There was a problem sending you an sms. Check your phone number or try again later.
We've sent a link to the Scribd app. If you didn't receive it, try again.
, khaki shorts and a khaki fez cover with integral foldable cloth peak and neck flap. African askaris wore sandals or were barefoot, on the rationale that the heavy military boots of the period were unsuitable for recruits who had not previously worn footwear.. Fezzes bore an
), 3rd East Africa (with one company onZan zib ar) and the 4th Uganda, both of the latter included a 4th platoon of Sudanese with the 4th platoons of 4th battalion being led by Sudanese officers. Additionally the companies were scattered all over British East Africa. Full strength of the KAR in 1914 was 70 British officers, 3 British NCO's, and 2,325 Africans. There were no organic heavy weapons (each company had only one machinegun), including artillery, or organized reserves and the companies were in reality large platoons of 70 to 80 men. In 1915 the KAR was expanded by having the three battalions reorganized into standard four-company battalions which were then brought up to full strength at 1,045 men each. It was not until early 1916 that the 2nd Nyasaland and 5th Kenya battalions [1916-1963] were re-raised, this had more to do with white settler and South African sensitivities about arming and training large amounts of black African troops. Later in 1916 the 2nd, 3rd, and 4th battalions were expanded into two battalions each through heavy recruiting in their home areas. It was not until General Hoskin (formerly the Inspector General of the KAR) was
appointed to command British East African forces in 1917 that genuine expansion began. The 1st Battalion was doubled and the 6th (Tanganyika Territory) Battalion was raised fromas kari s of the former German East Africa and then it too was doubled. The 7th was formed from the Zanzibar Armed Constabulary and the Mafia Constabulary. Later in 1917 many other duplicate battalions were
created as the first four battalions (now called regiments in the British tradition) each raised a 3rd battalion and a 4th or Training Battalion. The 4th Regiment raised an additional two battalions, the 5th and 6th through heavy recruiting in Uganda. The KAR Mounted Infantry Unit (on camels), originally part of the 3rd regiment, and the KAR Signals Company were also raised. Thus in late 1918 the KAR consisted of 22 battalions as follows:
1,193 British officers, 1,497 British NCO's and 30,658 Africans in 22 battalions, including two made up of former German askaris, as noted above. In "Armies in East Africa 1914-18", Peter Abbot notes that the KAR units recruited from former prisoners of war were used as garrison troops by the British, to avoid any conflict of loyalties. However, one of these battalions was involved in the pursuit of a force under Hauptman Wintgens from February to October 1917. KAR casualties in World War I were 5,117 killed and wounded with another 3,039 dying from diseases.
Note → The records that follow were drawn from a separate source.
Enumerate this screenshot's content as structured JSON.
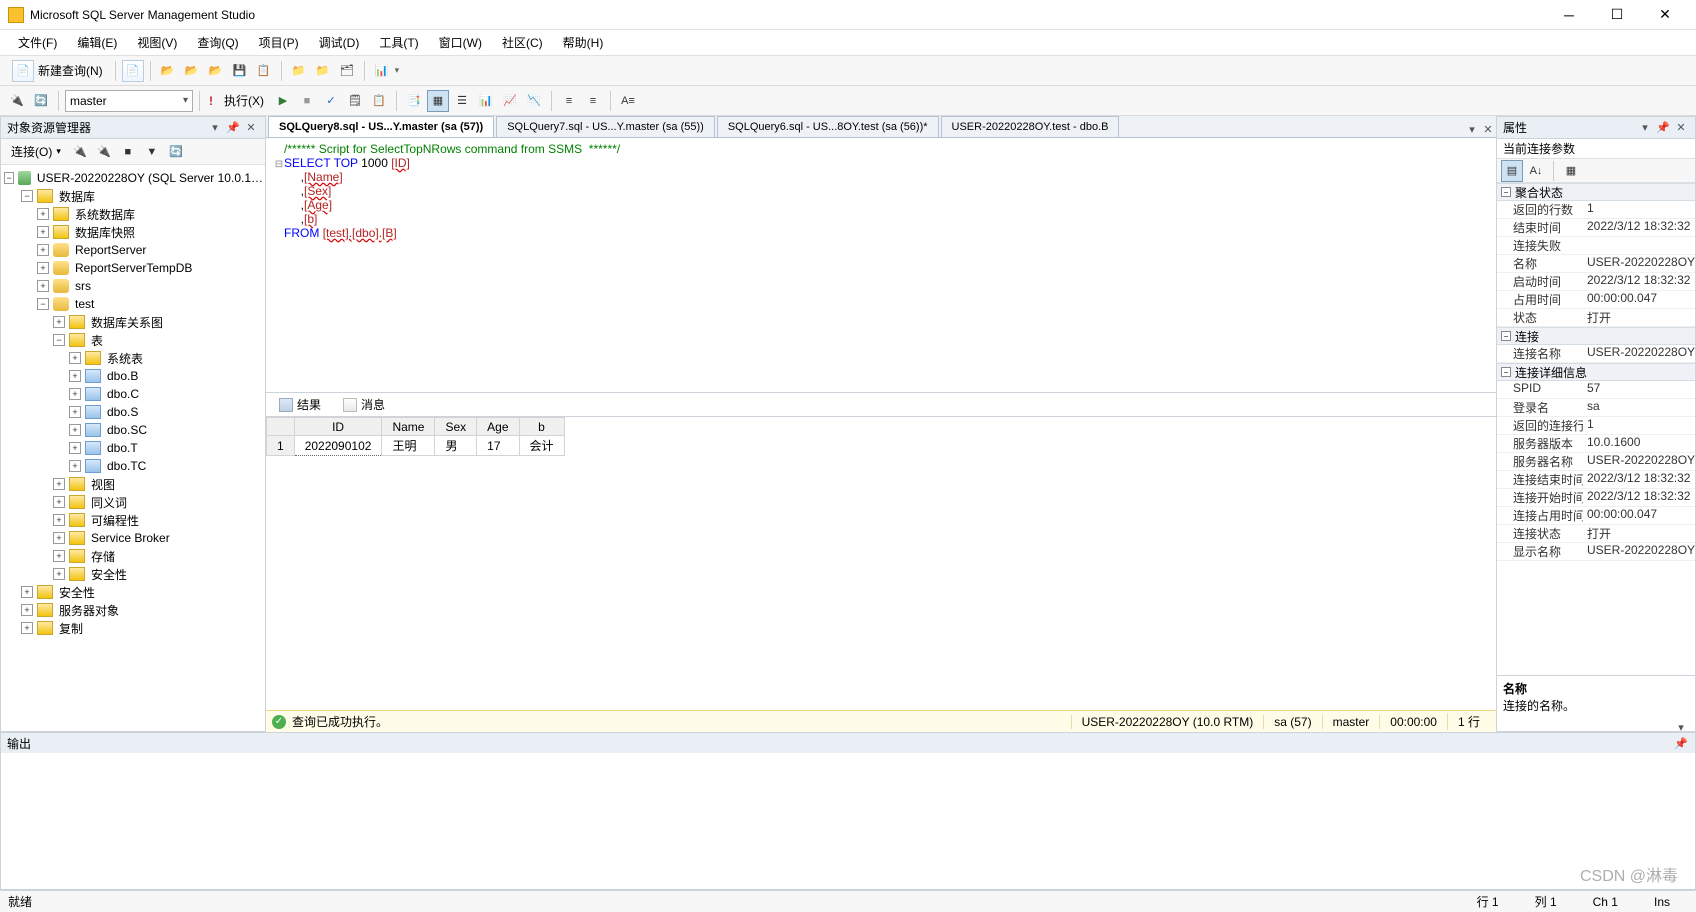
{
  "app": {
    "title": "Microsoft SQL Server Management Studio"
  },
  "menu": [
    "文件(F)",
    "编辑(E)",
    "视图(V)",
    "查询(Q)",
    "项目(P)",
    "调试(D)",
    "工具(T)",
    "窗口(W)",
    "社区(C)",
    "帮助(H)"
  ],
  "toolbar1": {
    "new_query": "新建查询(N)"
  },
  "toolbar2": {
    "db_combo": "master",
    "execute": "执行(X)",
    "separator": "!"
  },
  "object_explorer": {
    "title": "对象资源管理器",
    "connect": "连接(O)",
    "root": "USER-20220228OY (SQL Server 10.0.1…",
    "nodes": {
      "databases": "数据库",
      "sysdb": "系统数据库",
      "dbsnap": "数据库快照",
      "report1": "ReportServer",
      "report2": "ReportServerTempDB",
      "srs": "srs",
      "test": "test",
      "diagram": "数据库关系图",
      "tables": "表",
      "systables": "系统表",
      "t": [
        "dbo.B",
        "dbo.C",
        "dbo.S",
        "dbo.SC",
        "dbo.T",
        "dbo.TC"
      ],
      "views": "视图",
      "synonyms": "同义词",
      "prog": "可编程性",
      "sb": "Service Broker",
      "storage": "存储",
      "security": "安全性",
      "sec2": "安全性",
      "srvobj": "服务器对象",
      "repl": "复制"
    }
  },
  "tabs": [
    "SQLQuery8.sql - US...Y.master (sa (57))",
    "SQLQuery7.sql - US...Y.master (sa (55))",
    "SQLQuery6.sql - US...8OY.test (sa (56))*",
    "USER-20220228OY.test - dbo.B"
  ],
  "sql": {
    "comment": "/****** Script for SelectTopNRows command from SSMS  ******/",
    "select": "SELECT",
    "top": "TOP",
    "thousand": "1000",
    "cols": [
      "[ID]",
      "[Name]",
      "[Sex]",
      "[Age]",
      "[b]"
    ],
    "from": "FROM",
    "table": "[test].[dbo].[B]"
  },
  "results": {
    "tab1": "结果",
    "tab2": "消息",
    "headers": [
      "",
      "ID",
      "Name",
      "Sex",
      "Age",
      "b"
    ],
    "row": [
      "1",
      "2022090102",
      "王明",
      "男",
      "17",
      "会计"
    ]
  },
  "qstatus": {
    "msg": "查询已成功执行。",
    "server": "USER-20220228OY (10.0 RTM)",
    "user": "sa (57)",
    "db": "master",
    "time": "00:00:00",
    "rows": "1 行"
  },
  "props": {
    "title": "属性",
    "sub": "当前连接参数",
    "cats": {
      "c1": "聚合状态",
      "c2": "连接",
      "c3": "连接详细信息"
    },
    "rows": [
      {
        "k": "返回的行数",
        "v": "1"
      },
      {
        "k": "结束时间",
        "v": "2022/3/12 18:32:32"
      },
      {
        "k": "连接失败",
        "v": ""
      },
      {
        "k": "名称",
        "v": "USER-20220228OY"
      },
      {
        "k": "启动时间",
        "v": "2022/3/12 18:32:32"
      },
      {
        "k": "占用时间",
        "v": "00:00:00.047"
      },
      {
        "k": "状态",
        "v": "打开"
      }
    ],
    "rows2": [
      {
        "k": "连接名称",
        "v": "USER-20220228OY ("
      }
    ],
    "rows3": [
      {
        "k": "SPID",
        "v": "57"
      },
      {
        "k": "登录名",
        "v": "sa"
      },
      {
        "k": "返回的连接行数",
        "v": "1"
      },
      {
        "k": "服务器版本",
        "v": "10.0.1600"
      },
      {
        "k": "服务器名称",
        "v": "USER-20220228OY"
      },
      {
        "k": "连接结束时间",
        "v": "2022/3/12 18:32:32"
      },
      {
        "k": "连接开始时间",
        "v": "2022/3/12 18:32:32"
      },
      {
        "k": "连接占用时间",
        "v": "00:00:00.047"
      },
      {
        "k": "连接状态",
        "v": "打开"
      },
      {
        "k": "显示名称",
        "v": "USER-20220228OY"
      }
    ],
    "desc": {
      "t": "名称",
      "d": "连接的名称。"
    }
  },
  "output": {
    "title": "输出"
  },
  "status": {
    "ready": "就绪",
    "line": "行 1",
    "col": "列 1",
    "ch": "Ch 1",
    "ins": "Ins"
  },
  "watermark": "CSDN @淋毒"
}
which strength the Regiment remained until World War II. In 1938, the Regiment was composed of two brigade-strength units organized as a "Northern Brigade" and a "Southern Brigade." The combined strength of both units amounted to 94 officers, 60 non- commissioned officers, and 2,821 African other ranks. After the outbreak of war, these units provided the trained nucleus for the rapid expansion of the KAR. By March 1940, the strength of the KAR had reached 883 officers, 1,374 non-commissioned officers, and 20,026 African other ranks.
African Infantry Brigade and the 6th East African Infantry Brigade. Initially a Coastal Division and a Northern Frontier District Division were planned. But, instead, the 11th African Division and the 12th African Division were formed. The two divisions included East African, Ghanaian, Nigerian, and South African troops. The Ghanaian and the Nigerian troops came from theRo yal
The regiment was retitled the East African Land Forces in 1957 and its lastCo lo n el -in -Chi ef was HM Queen Elizabeth II. The extent to which KAR traditions influence the modern national armies of the former East African colonies varies from country to country. In Tanzania, a mutiny in 1964 led to a conscious decision to move away from the British military model. In Kenya, on the other hand, the title of Kenya Rifles survives and the various campaigns in which the KAR distinguished itself in both World Wars are still commemorated.
Now bringing you back...
Does that email address look wrong? Try again with a different email.